» Exercise objective
Your task is to copy each line of the records that includes the string "this".

» Provided records
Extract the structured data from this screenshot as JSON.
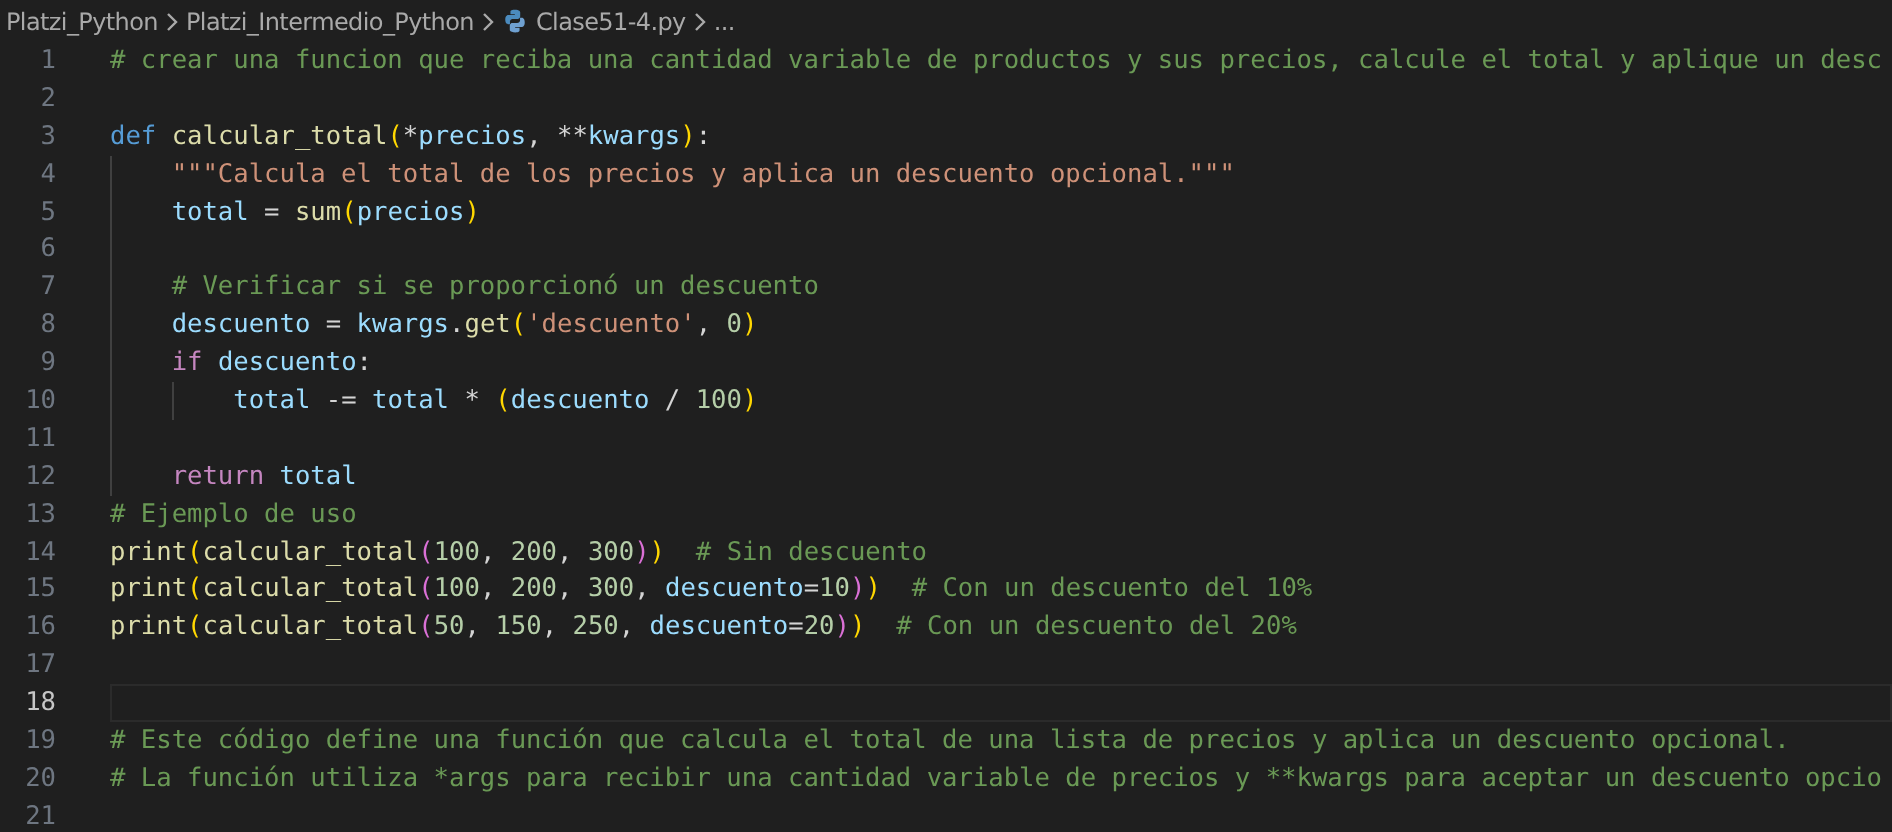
{
  "breadcrumb": [
    {
      "label": "Platzi_Python",
      "kind": "folder"
    },
    {
      "label": "Platzi_Intermedio_Python",
      "kind": "folder"
    },
    {
      "label": "Clase51-4.py",
      "kind": "python-file"
    },
    {
      "label": "...",
      "kind": "more"
    }
  ],
  "lines": [
    {
      "number": "1",
      "current": false,
      "tokens": [
        {
          "text": "# crear una funcion que reciba una cantidad variable de productos y sus precios, calcule el total y aplique un desc",
          "kind": "comment"
        }
      ]
    },
    {
      "number": "2",
      "current": false
    },
    {
      "number": "3",
      "current": false,
      "tokens": [
        {
          "text": "def ",
          "kind": "keyword"
        },
        {
          "text": "calcular_total",
          "kind": "function"
        },
        {
          "text": "(",
          "kind": "bracket1"
        },
        {
          "text": "*",
          "kind": "plain"
        },
        {
          "text": "precios",
          "kind": "variable"
        },
        {
          "text": ", **",
          "kind": "plain"
        },
        {
          "text": "kwargs",
          "kind": "variable"
        },
        {
          "text": ")",
          "kind": "bracket1"
        },
        {
          "text": ":",
          "kind": "plain"
        }
      ],
      "children": [
        {
          "number": "4",
          "current": false,
          "tokens": [
            {
              "text": "\"\"\"Calcula el total de los precios y aplica un descuento opcional.\"\"\"",
              "kind": "string"
            }
          ]
        },
        {
          "number": "5",
          "current": false,
          "tokens": [
            {
              "text": "total",
              "kind": "variable"
            },
            {
              "text": " = ",
              "kind": "plain"
            },
            {
              "text": "sum",
              "kind": "function"
            },
            {
              "text": "(",
              "kind": "bracket1"
            },
            {
              "text": "precios",
              "kind": "variable"
            },
            {
              "text": ")",
              "kind": "bracket1"
            }
          ]
        },
        {
          "number": "6",
          "current": false
        },
        {
          "number": "7",
          "current": false,
          "tokens": [
            {
              "text": "# Verificar si se proporcionó un descuento",
              "kind": "comment"
            }
          ]
        },
        {
          "number": "8",
          "current": false,
          "tokens": [
            {
              "text": "descuento",
              "kind": "variable"
            },
            {
              "text": " = ",
              "kind": "plain"
            },
            {
              "text": "kwargs",
              "kind": "variable"
            },
            {
              "text": ".",
              "kind": "plain"
            },
            {
              "text": "get",
              "kind": "function"
            },
            {
              "text": "(",
              "kind": "bracket1"
            },
            {
              "text": "'descuento'",
              "kind": "string"
            },
            {
              "text": ", ",
              "kind": "plain"
            },
            {
              "text": "0",
              "kind": "number"
            },
            {
              "text": ")",
              "kind": "bracket1"
            }
          ]
        },
        {
          "number": "9",
          "current": false,
          "tokens": [
            {
              "text": "if ",
              "kind": "control"
            },
            {
              "text": "descuento",
              "kind": "variable"
            },
            {
              "text": ":",
              "kind": "plain"
            }
          ],
          "children": [
            {
              "number": "10",
              "current": false,
              "tokens": [
                {
                  "text": "total",
                  "kind": "variable"
                },
                {
                  "text": " -= ",
                  "kind": "plain"
                },
                {
                  "text": "total",
                  "kind": "variable"
                },
                {
                  "text": " * ",
                  "kind": "plain"
                },
                {
                  "text": "(",
                  "kind": "bracket1"
                },
                {
                  "text": "descuento",
                  "kind": "variable"
                },
                {
                  "text": " / ",
                  "kind": "plain"
                },
                {
                  "text": "100",
                  "kind": "number"
                },
                {
                  "text": ")",
                  "kind": "bracket1"
                }
              ]
            }
          ]
        },
        {
          "number": "11",
          "current": false
        },
        {
          "number": "12",
          "current": false,
          "tokens": [
            {
              "text": "return ",
              "kind": "control"
            },
            {
              "text": "total",
              "kind": "variable"
            }
          ]
        }
      ]
    },
    {
      "number": "13",
      "current": false,
      "tokens": [
        {
          "text": "# Ejemplo de uso",
          "kind": "comment"
        }
      ]
    },
    {
      "number": "14",
      "current": false,
      "tokens": [
        {
          "text": "print",
          "kind": "function"
        },
        {
          "text": "(",
          "kind": "bracket1"
        },
        {
          "text": "calcular_total",
          "kind": "function"
        },
        {
          "text": "(",
          "kind": "bracket2"
        },
        {
          "text": "100",
          "kind": "number"
        },
        {
          "text": ", ",
          "kind": "plain"
        },
        {
          "text": "200",
          "kind": "number"
        },
        {
          "text": ", ",
          "kind": "plain"
        },
        {
          "text": "300",
          "kind": "number"
        },
        {
          "text": ")",
          "kind": "bracket2"
        },
        {
          "text": ")  ",
          "kind": "bracket1"
        },
        {
          "text": "# Sin descuento",
          "kind": "comment"
        }
      ]
    },
    {
      "number": "15",
      "current": false,
      "tokens": [
        {
          "text": "print",
          "kind": "function"
        },
        {
          "text": "(",
          "kind": "bracket1"
        },
        {
          "text": "calcular_total",
          "kind": "function"
        },
        {
          "text": "(",
          "kind": "bracket2"
        },
        {
          "text": "100",
          "kind": "number"
        },
        {
          "text": ", ",
          "kind": "plain"
        },
        {
          "text": "200",
          "kind": "number"
        },
        {
          "text": ", ",
          "kind": "plain"
        },
        {
          "text": "300",
          "kind": "number"
        },
        {
          "text": ", ",
          "kind": "plain"
        },
        {
          "text": "descuento",
          "kind": "variable"
        },
        {
          "text": "=",
          "kind": "plain"
        },
        {
          "text": "10",
          "kind": "number"
        },
        {
          "text": ")",
          "kind": "bracket2"
        },
        {
          "text": ")  ",
          "kind": "bracket1"
        },
        {
          "text": "# Con un descuento del 10%",
          "kind": "comment"
        }
      ]
    },
    {
      "number": "16",
      "current": false,
      "tokens": [
        {
          "text": "print",
          "kind": "function"
        },
        {
          "text": "(",
          "kind": "bracket1"
        },
        {
          "text": "calcular_total",
          "kind": "function"
        },
        {
          "text": "(",
          "kind": "bracket2"
        },
        {
          "text": "50",
          "kind": "number"
        },
        {
          "text": ", ",
          "kind": "plain"
        },
        {
          "text": "150",
          "kind": "number"
        },
        {
          "text": ", ",
          "kind": "plain"
        },
        {
          "text": "250",
          "kind": "number"
        },
        {
          "text": ", ",
          "kind": "plain"
        },
        {
          "text": "descuento",
          "kind": "variable"
        },
        {
          "text": "=",
          "kind": "plain"
        },
        {
          "text": "20",
          "kind": "number"
        },
        {
          "text": ")",
          "kind": "bracket2"
        },
        {
          "text": ")  ",
          "kind": "bracket1"
        },
        {
          "text": "# Con un descuento del 20%",
          "kind": "comment"
        }
      ]
    },
    {
      "number": "17",
      "current": false
    },
    {
      "number": "18",
      "current": true
    },
    {
      "number": "19",
      "current": false,
      "tokens": [
        {
          "text": "# Este código define una función que calcula el total de una lista de precios y aplica un descuento opcional.",
          "kind": "comment"
        }
      ]
    },
    {
      "number": "20",
      "current": false,
      "tokens": [
        {
          "text": "# La función utiliza *args para recibir una cantidad variable de precios y **kwargs para aceptar un descuento opcio",
          "kind": "comment"
        }
      ]
    },
    {
      "number": "21",
      "current": false
    }
  ]
}
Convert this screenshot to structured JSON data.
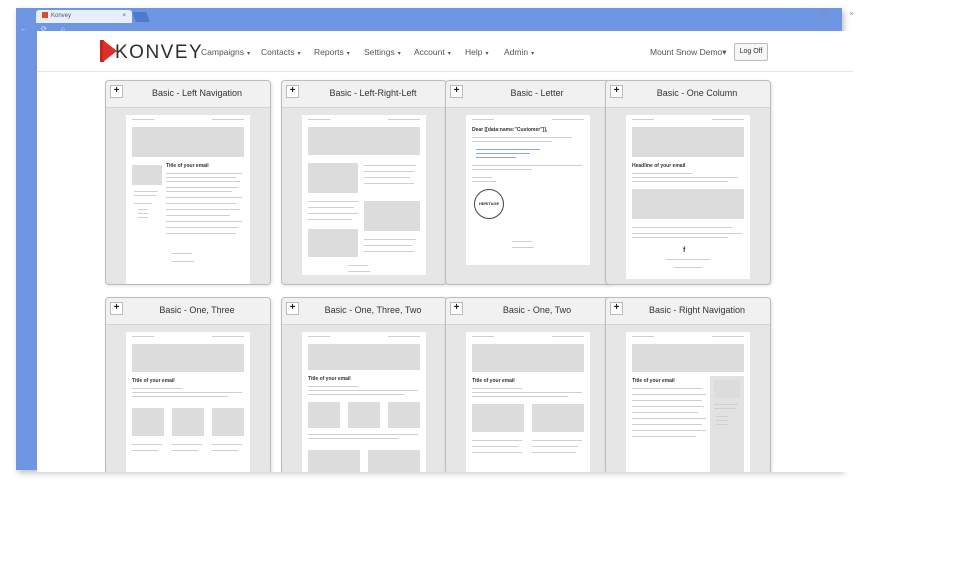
{
  "browser": {
    "tab_title": "Konvey",
    "tab_close": "×",
    "nav_arrows": "← ⟳ ⌂",
    "window_controls": "– ▢ ×"
  },
  "header": {
    "logo_text": "KONVEY",
    "nav": [
      {
        "label": "Campaigns"
      },
      {
        "label": "Contacts"
      },
      {
        "label": "Reports"
      },
      {
        "label": "Settings"
      },
      {
        "label": "Account"
      },
      {
        "label": "Help"
      },
      {
        "label": "Admin"
      }
    ],
    "caret": "▾",
    "org_selector": "Mount Snow Demo",
    "logoff": "Log Off"
  },
  "templates": [
    {
      "title": "Basic - Left Navigation",
      "heading": "Title of your email",
      "layout": "left-nav"
    },
    {
      "title": "Basic - Left-Right-Left",
      "heading": "",
      "layout": "lrl"
    },
    {
      "title": "Basic - Letter",
      "heading": "Dear [[data:name:\"Customer\"]],",
      "layout": "letter",
      "badge": "HERITAGE"
    },
    {
      "title": "Basic - One Column",
      "heading": "Headline of your email",
      "layout": "one-col"
    },
    {
      "title": "Basic - One, Three",
      "heading": "Title of your email",
      "layout": "one-three"
    },
    {
      "title": "Basic - One, Three, Two",
      "heading": "Title of your email",
      "layout": "one-three-two"
    },
    {
      "title": "Basic - One, Two",
      "heading": "Title of your email",
      "layout": "one-two"
    },
    {
      "title": "Basic - Right Navigation",
      "heading": "Title of your email",
      "layout": "right-nav"
    }
  ],
  "colors": {
    "frame": "#6f96e3",
    "brand_red": "#d9322b",
    "card_bg": "#e6e6e6"
  }
}
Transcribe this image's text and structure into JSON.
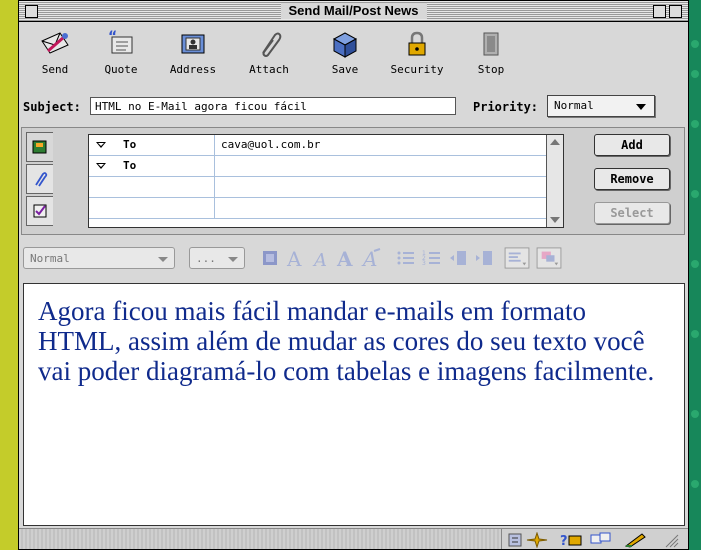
{
  "window": {
    "title": "Send Mail/Post News"
  },
  "toolbar": {
    "buttons": [
      {
        "label": "Send",
        "icon": "send-icon"
      },
      {
        "label": "Quote",
        "icon": "quote-icon"
      },
      {
        "label": "Address",
        "icon": "address-book-icon"
      },
      {
        "label": "Attach",
        "icon": "paperclip-icon"
      },
      {
        "label": "Save",
        "icon": "save-icon"
      },
      {
        "label": "Security",
        "icon": "lock-icon"
      },
      {
        "label": "Stop",
        "icon": "stop-icon"
      }
    ]
  },
  "subject": {
    "label": "Subject:",
    "value": "HTML no E-Mail agora ficou fácil"
  },
  "priority": {
    "label": "Priority:",
    "value": "Normal"
  },
  "addressing": {
    "tabs": [
      "address-tab-icon",
      "attachments-tab-icon",
      "options-tab-icon"
    ],
    "rows": [
      {
        "type": "To",
        "email": "cava@uol.com.br"
      },
      {
        "type": "To",
        "email": ""
      }
    ],
    "buttons": {
      "add": "Add",
      "remove": "Remove",
      "select": "Select"
    }
  },
  "format": {
    "paragraph_style": "Normal",
    "font_size": "..."
  },
  "body": {
    "text": "Agora ficou mais fácil mandar e-mails em formato HTML, assim além de mudar as cores do seu texto você vai poder diagramá-lo com tabelas e imagens facilmente.",
    "color": "#0f2a8c"
  },
  "colors": {
    "desktop": "#c4cc2a",
    "accent_green": "#17875a",
    "body_text": "#0f2a8c"
  }
}
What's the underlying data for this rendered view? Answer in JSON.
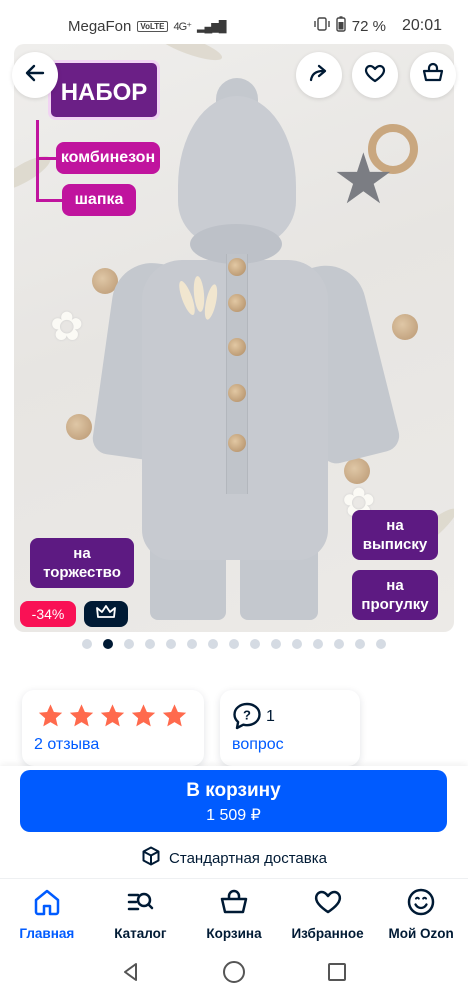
{
  "status_bar": {
    "carrier": "MegaFon",
    "volte": "VoLTE",
    "network": "4G⁺",
    "battery": "72 %",
    "time": "20:01"
  },
  "product_image": {
    "tags": {
      "set": "НАБОР",
      "overall": "комбинезон",
      "hat": "шапка",
      "celebration": "на торжество",
      "discharge": "на выписку",
      "walk": "на прогулку"
    },
    "discount_badge": "-34%",
    "premium_icon": "crown-icon",
    "slide_count": 15,
    "active_slide": 2
  },
  "top_actions": {
    "back_icon": "arrow-left-icon",
    "share_icon": "share-icon",
    "favorite_icon": "heart-icon",
    "cart_icon": "basket-icon"
  },
  "rating": {
    "stars": 5,
    "reviews": "2 отзыва"
  },
  "questions": {
    "count": "1",
    "label": "вопрос"
  },
  "cart_button": {
    "label": "В корзину",
    "price": "1 509 ₽"
  },
  "delivery": {
    "label": "Стандартная доставка"
  },
  "tab_bar": {
    "items": [
      {
        "label": "Главная",
        "icon": "home-icon",
        "active": true
      },
      {
        "label": "Каталог",
        "icon": "catalog-search-icon",
        "active": false
      },
      {
        "label": "Корзина",
        "icon": "basket-icon",
        "active": false
      },
      {
        "label": "Избранное",
        "icon": "heart-icon",
        "active": false
      },
      {
        "label": "Мой Ozon",
        "icon": "smiley-icon",
        "active": false
      }
    ]
  },
  "colors": {
    "accent": "#005bff",
    "discount": "#f91155",
    "star": "#ff6a4d",
    "tag_pink": "#c0149e",
    "tag_purple": "#5d1a82"
  }
}
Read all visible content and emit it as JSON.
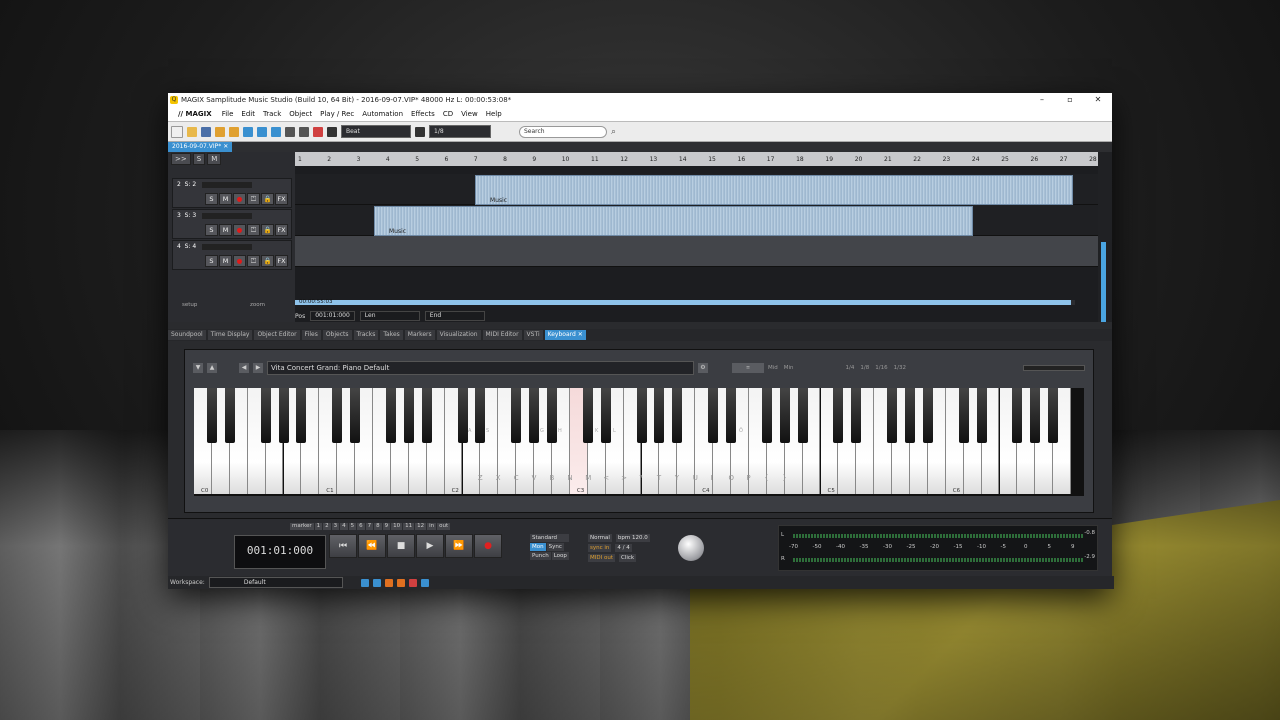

» Exercise output
Extract the structured data from this screenshot as JSON.
Convert this screenshot to structured JSON data.
Transcribe this image's text and structure into JSON.
What's the underlying data for this rendered view? Answer in JSON.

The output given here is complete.